The Abbotsford News has an interesting article about Violence, particularly against women. It presents some scary statistics.
Here are just a few facts on violence against women culled from the provincial government’s Women’s Services website:
- Male-against-female violence is the most common, representing 46.5 per cent of all violent crime in Canada.
- Women are more at risk from a man they know than from a stranger; in 76.8 per cent of reported cases of violence, the women knew their assailant; in 28.9 per cent of the reports, the woman was assaulted by her spouse or ex-spouse.
- Dating can be dangerous, especially for young women: Nearly 30 per cent of single women between the ages of 25 and 34 reported being assaulted by a date in a Violence Against Women Survey; and 35 per cent of girls between Grades 7 and 12 reported being sexually and or physically abused in a McCreary Adolescent Health Survey.
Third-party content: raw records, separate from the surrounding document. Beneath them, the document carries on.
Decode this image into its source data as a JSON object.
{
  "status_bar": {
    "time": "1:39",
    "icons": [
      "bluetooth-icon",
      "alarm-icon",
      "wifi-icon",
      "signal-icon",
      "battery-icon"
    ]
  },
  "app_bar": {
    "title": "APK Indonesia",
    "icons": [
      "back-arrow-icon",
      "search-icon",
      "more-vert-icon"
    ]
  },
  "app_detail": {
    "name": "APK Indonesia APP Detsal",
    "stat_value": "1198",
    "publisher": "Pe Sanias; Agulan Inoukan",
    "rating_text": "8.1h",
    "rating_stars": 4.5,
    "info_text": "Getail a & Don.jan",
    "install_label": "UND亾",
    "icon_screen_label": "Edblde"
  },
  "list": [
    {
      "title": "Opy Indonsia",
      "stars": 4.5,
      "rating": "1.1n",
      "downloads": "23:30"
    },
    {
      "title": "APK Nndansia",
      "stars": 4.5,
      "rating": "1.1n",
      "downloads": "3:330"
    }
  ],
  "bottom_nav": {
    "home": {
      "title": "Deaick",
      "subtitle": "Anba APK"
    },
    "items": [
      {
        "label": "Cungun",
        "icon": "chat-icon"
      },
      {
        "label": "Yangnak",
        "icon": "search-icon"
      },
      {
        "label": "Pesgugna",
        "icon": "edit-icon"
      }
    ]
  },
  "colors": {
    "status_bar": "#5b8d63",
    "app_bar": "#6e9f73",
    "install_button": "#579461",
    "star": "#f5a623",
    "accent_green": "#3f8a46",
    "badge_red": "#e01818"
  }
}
I do have a problem however, with this part of the article that seems to suggest that the way to stop violence if for women to be ‘safe’:
Women who take responsibility for their personal safety are taking charge of their lives and refusing the label of “victim.”
But there’s more to being safe than taking a martial arts course or keeping to well-lit streets after the dinner hour.
A safe woman is one who assesses risks and takes action to reduce them. A safe woman is someone who is armed with knowledge, not just bear spray.
While I understand that there are certain actions that a woman should take to help ensure her safety, I always have a problem when the responsibility is put solely on women to be ‘safe.’ As a woman, I am often very concerned about safety when walking around at night – I have the typical narrative running thought my head ‘Is that guy following me. Am I alone on this street? What would I do if… Can I get to my bear spray, my cell phone?” I guess my point is that… really, it shouldn’t be so incumbent on me to stay safe! There’s a problem when women cannot walk alone at night without fear. More should be done to deal with the root of the problem, instead of putting the responsibility on women.
In part, it also suggests that anyone who is assaulted has done something ‘unsafe’. What was she wearing? Where was she walking? At what time? This obfuscates the real problem. This woman was assaulted and no matter what she was doing she shouldn’t have been. It was not in any way her fault. Thus, by trying to take away the word ‘victim’ how do we then ensure that we don’t then project blame onto women who really just aren’t as lucky as those of us who get through the night untouched.